Ballet West demi-soloist Emily Adams in George Balanchine's "Emeralds."

SALT LAKE CITY — When the Kennedy Center comes calling, you not only answer — you leave town for a week during your bread-and-butter season to perform there.

Ballet West will be performing at the famed Kennedy Center in Washington, D.C., during next year's "Nutcracker" run, and that's hardly the only thing the company has cooking right now.

Between finalizing those details, running a successful capital campaign and prepping for not one, but two programs to open this week, the company is certainly burning both ends of the candle.

And oh, yeah, there's also a reality TV show Ballet West is currently involved with.

“It’s been a fascinating project,” says Artistic Director Adam Sklute, who has agreed to keep mum about the details of the show for now. But nerves certainly seem higher among the dancers at Ballet West’s studios, where camera crews have been camped out to film whatever captures their fancy. The show is set to air on the CW Channel sometime this summer.

One might be quick to assume Ballet West is reinventing itself. Sklute, who says he is “energized” by the flurry of activity, doesn’t see it exactly that way.
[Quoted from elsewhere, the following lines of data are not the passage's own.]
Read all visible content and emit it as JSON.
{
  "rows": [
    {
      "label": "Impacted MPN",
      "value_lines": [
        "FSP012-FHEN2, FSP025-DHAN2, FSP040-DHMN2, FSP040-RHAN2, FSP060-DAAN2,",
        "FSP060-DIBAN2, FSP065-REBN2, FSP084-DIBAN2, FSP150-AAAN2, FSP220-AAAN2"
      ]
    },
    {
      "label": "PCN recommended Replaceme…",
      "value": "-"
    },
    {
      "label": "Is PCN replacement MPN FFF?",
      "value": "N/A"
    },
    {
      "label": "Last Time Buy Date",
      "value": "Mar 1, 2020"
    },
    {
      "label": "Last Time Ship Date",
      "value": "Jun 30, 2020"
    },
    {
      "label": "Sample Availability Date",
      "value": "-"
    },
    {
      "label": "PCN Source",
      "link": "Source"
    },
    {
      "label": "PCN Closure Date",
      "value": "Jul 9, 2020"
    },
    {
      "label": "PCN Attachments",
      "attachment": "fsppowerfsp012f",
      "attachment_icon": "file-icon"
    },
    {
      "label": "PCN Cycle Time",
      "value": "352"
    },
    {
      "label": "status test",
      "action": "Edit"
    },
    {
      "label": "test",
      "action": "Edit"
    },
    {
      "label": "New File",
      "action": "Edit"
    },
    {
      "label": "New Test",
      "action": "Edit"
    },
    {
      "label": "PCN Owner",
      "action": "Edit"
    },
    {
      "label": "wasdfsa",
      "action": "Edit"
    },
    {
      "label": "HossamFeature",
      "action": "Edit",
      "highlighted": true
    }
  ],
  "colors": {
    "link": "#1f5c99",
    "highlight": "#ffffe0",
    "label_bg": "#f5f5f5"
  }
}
“We have to constantly be moving forward and open to the opportunities presented to us, yes. But we also feel passionate about and have a responsibility to our roots,” he says. The company’s upcoming “sampler” program, titled “Emeralds,” is a living case in point.

“Emeralds” (April 13, 14 and 18-21) features three works that run the gauntlet from high classical to edgy and pioneering.

The evening begins with the program’s namesake, “Emeralds.” Choreographed by George Balanchine, the ballet is one section in a larger piece titled “Jewels,” which Ballet West will perform in full next season.

“This is the dreamy section of ‘Jewels’; it’s Balanchine at his most romantic,” says Sklute, referring to the ethereal music by Gabriel Faure, as well as the nuance, intrigue and clandestine meetings hinted at in the choreography.

Next on the bill is the Grand Pas from Marius Petipa’s “Paquita,” one of the quintessential showpieces of classical ballet. Reminiscent of the Imperial Russian court when the great ballerinas were showered with admirers and laden with jewelry, the choreography showcases the period’s grandeur (as well as the dazzling jewelry).

Adding a spark to the program is contemporary choreographer Jiri Kylian’s “Petit Mort,” which he created for the Salzburg Festival in commemorating the life of Mozart. The work is set to two of the composer’s most popular piano concertos.

The first section has six men, six women and six fencing foils. The men’s first partners are the fencing foils, which they slice through the air, drop, roll and trace the floor with — all in rhythmic synchronicity. Then, jaw-dropping petite pas de deuxs occur as partners float on and off center stage.

The second section features ballerinas whose baroque gowns are but an optical illusion from which they yearn to break free — and do.

“The work speaks to the courts of Mozart’s time and the facades of the courtiers,” explains Sklute. “It deals with their inner lives and all they could not express.”

During the daytime hours of “Emeralds” opening weekend, the company will also present “The Little Mermaid.” Part of an inaugural family series, the story ballet is choreographed by Peggy Dolkas and will be presented by Ballet West II, the company’s studio trainees. The production is geared toward the younger audience with a one-hour run time, narration, brilliant sets, costumes and a family-friendly price.

“There’s definitely something for everyone during the next couple weeks,” says Sklute. “My grandmother always said, ‘Remember and honor the past, plan for the future, live in the moment.'”

He seems to be taking her mantra to heart.

If you go…

What: Ballet West’s “Emeralds” and “The Little Mermaid”

When: “Emeralds”: April 13, 14, 18-21 (7:30 p.m.) and 21 (2 p.m. matinee);

“The Little Mermaid”: April 14 (11 a.m. and 2 p.m.) and April 16 (7 p.m.)

Where: Capitol Theatre, 50 W. 200 South, Salt Lake City, Utah

How Much: "Emeralds": $18-$74; "The Little Mermaid": $15-$30

Tickets: 801-355-ARTS or www.balletwest.org